Better storage is the first step toward long-lasting makeup.
The majority of us don't give much care to where we store our cosmetics. It turns out that not properly storing beauty products might lead them to expire sooner or, depending on the formula, influence how they work.
Products aren't supposed to be exposed to direct sunlight because the same thing that happens to our skin might also happen to them. Free radicals can change the color of your product, cause it to separate, break and make it unstable.
These guidelines are all you'll need to correctly store your makeup product.
1. Make Space in Your Fridge for your skincare product.

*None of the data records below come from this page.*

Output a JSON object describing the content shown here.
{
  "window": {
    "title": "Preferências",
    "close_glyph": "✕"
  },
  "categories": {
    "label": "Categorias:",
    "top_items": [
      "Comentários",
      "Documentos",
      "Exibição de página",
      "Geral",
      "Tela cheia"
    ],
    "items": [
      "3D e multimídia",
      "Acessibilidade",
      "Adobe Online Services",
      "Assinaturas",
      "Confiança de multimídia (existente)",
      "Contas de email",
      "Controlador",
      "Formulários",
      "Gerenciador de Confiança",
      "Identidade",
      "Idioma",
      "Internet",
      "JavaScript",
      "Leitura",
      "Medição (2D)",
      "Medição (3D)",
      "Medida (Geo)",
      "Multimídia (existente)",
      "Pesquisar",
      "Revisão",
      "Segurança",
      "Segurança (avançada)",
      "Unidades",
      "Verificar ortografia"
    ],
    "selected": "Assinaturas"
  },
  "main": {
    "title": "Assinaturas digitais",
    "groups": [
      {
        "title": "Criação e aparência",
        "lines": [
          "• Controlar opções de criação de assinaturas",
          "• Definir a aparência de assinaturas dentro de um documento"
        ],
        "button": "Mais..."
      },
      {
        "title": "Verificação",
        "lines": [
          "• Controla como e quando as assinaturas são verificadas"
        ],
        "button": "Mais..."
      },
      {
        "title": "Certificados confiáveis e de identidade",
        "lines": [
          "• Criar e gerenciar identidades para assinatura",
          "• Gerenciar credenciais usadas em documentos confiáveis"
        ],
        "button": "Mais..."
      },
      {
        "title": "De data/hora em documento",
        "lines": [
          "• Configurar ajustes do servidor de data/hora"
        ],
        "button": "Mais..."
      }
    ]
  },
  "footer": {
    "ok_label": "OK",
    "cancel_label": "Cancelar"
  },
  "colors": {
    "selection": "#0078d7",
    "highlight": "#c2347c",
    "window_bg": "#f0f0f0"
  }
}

Some products' shelf life can be extended by storing them at cool temperatures. It also makes using a cooled product feel much more pleasant but not to the point of a very cold temperature
The degradation of both components is slowed by the chilly temperatures. Increase the effectiveness of your favorite eye cream's de-puffing properties. Clumpy nail paint can be avoided by storing it in the refrigerator (though you have to shake it more to get rid of separation).
Is your lipstick starting to melt? Put it in the fridge to re-solidify, then remove it when you're ready to use it. But, don't keep lipstick in the freezer for too long: oil and wax separate in cold temperatures.
2. Avoid exposing products to direct sunlight.
It is recommended that cosmetics be stored in a kit or drawer that is not exposed to direct sunlight or moisture from steam or water. Because sunlight can speed up the aging of a product by heating it up and further breaking down active chemicals, it's better to keep them away from the windowsill.
3. Don’t put your skincare product in the bathroom.
Your shower's steam isn't doing your products any kindness. Water can condense on the surface of certain cosmetics, allowing mold to grow.
4. Stay away from temperatures below freezing
Extreme cold temperatures can be just as damaging to your products as extreme heat. Emulsions, such as lotions, creams, and conditioners, become extremely unstable when partially frozen and then thawed.
Remove your daily-use products from window sills and relocate any extra products you may be storing in the basement if you live somewhere where temperatures drop in the winter.